[1] It is apparent that the parties have been proceeding under the practice which obtained prior to the adoption of the new Rules on Appeal (22 Cal.2d 1), although these rules, which became effective July 1, 1943, are applicable to and [29 Cal. 2d 519] govern this case. Under the new rules the trial judge is not charged with the function of "settling" or certifying all transcripts; in the absence of a request for correction of an alleged mistake, the record is transmitted with the certification of the reporter (Rule 4(d), 22 Cal.2d 4) and of the clerk. (Rules 5(d), 8(a), 22 Cal. 2d 5-6, 8.) [2] The petition herein discloses that respondents in the main appeal filed a document entitled "Objection to Settlement of Transcripts, Etc.," in part on the ground that they did not constitute "a full and complete transcript of the proceedings"; and that petitioner filed an "Answer to Objections re Settlement of Transcripts," in which he stated that he was forwarding to the court "corrections" to be noted in the reporter's transcript. The objection on the ground of lack of completeness is no longer tenable, and the remedy of a respondent, if he desires a complete transcript, is to designate the balance thereof. (Rules 4(b), 5(b), 22 Cal. 2d 3, 5.) [3] If, however, corrections have been requested by either party, it is the duty of the trial judge to hear and determine the request, and thereafter to certify the transcripts, with such corrections, if any, as he may allow. (Rule 8(b), 22 Cal. 2d 8-9.)

[4] The chief ground upon which it is contended that the trial judge properly based the order granting the objection of respondents in the main appeal and denying "the motion to settle the transcripts" is that the judgment had been satisfied and consequently the right of appeal therefrom had been lost. This issue is, however, a matter for the reviewing court to decide, and is decided in favor of petitioner in Estate of Merrill, post, page 520 [175 P.2d 819], this day filed.

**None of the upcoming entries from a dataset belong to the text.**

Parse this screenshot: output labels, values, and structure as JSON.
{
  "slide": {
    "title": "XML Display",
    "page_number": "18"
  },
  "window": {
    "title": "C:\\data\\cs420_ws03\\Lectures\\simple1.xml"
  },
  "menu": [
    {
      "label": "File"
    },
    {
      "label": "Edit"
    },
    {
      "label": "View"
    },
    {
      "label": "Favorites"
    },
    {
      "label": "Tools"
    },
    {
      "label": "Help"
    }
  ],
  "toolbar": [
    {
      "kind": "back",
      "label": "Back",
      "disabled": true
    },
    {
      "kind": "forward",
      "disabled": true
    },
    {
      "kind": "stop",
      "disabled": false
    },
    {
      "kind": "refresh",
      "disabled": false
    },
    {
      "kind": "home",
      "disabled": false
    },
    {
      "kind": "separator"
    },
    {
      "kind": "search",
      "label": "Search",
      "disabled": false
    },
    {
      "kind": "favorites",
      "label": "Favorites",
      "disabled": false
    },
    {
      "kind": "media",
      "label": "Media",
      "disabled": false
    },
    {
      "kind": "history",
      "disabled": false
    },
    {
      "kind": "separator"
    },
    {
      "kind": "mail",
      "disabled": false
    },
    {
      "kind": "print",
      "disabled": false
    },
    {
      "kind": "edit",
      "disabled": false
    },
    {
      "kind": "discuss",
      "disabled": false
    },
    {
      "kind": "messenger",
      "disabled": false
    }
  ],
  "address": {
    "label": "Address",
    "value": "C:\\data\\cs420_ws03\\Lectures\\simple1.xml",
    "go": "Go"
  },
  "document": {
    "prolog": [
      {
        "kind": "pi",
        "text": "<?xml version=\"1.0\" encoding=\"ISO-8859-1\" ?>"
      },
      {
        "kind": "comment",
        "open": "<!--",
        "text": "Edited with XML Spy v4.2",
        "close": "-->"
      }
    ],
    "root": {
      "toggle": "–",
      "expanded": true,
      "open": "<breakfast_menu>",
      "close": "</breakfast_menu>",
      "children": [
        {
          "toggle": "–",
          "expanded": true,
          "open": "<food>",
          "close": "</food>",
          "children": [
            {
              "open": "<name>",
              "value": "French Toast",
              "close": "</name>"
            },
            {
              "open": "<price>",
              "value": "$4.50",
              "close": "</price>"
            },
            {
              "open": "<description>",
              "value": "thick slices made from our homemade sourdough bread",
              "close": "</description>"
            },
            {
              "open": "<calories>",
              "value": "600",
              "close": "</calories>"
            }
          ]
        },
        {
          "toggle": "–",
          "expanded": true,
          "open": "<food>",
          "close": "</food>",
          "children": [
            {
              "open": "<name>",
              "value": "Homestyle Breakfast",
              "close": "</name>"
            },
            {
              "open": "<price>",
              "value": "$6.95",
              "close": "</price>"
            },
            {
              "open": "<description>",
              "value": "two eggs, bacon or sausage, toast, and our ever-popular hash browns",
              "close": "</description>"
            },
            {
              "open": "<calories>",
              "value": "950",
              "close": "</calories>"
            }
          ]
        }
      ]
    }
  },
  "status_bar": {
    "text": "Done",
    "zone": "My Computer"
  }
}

But in any event the trial judge cannot refuse to allow the record to be filed in the reviewing court on the ground that the judgment is, in his opinion, nonappealable.

Let a peremptory writ of mandate issue directing respondents to determine the request for correction of the transcripts, and thereafter to certify the transcripts as correct.

Gibson, C.J., Shenk, J., Edmonds, J., Carter, J., Traynor, J., and Schauer, J., concurred.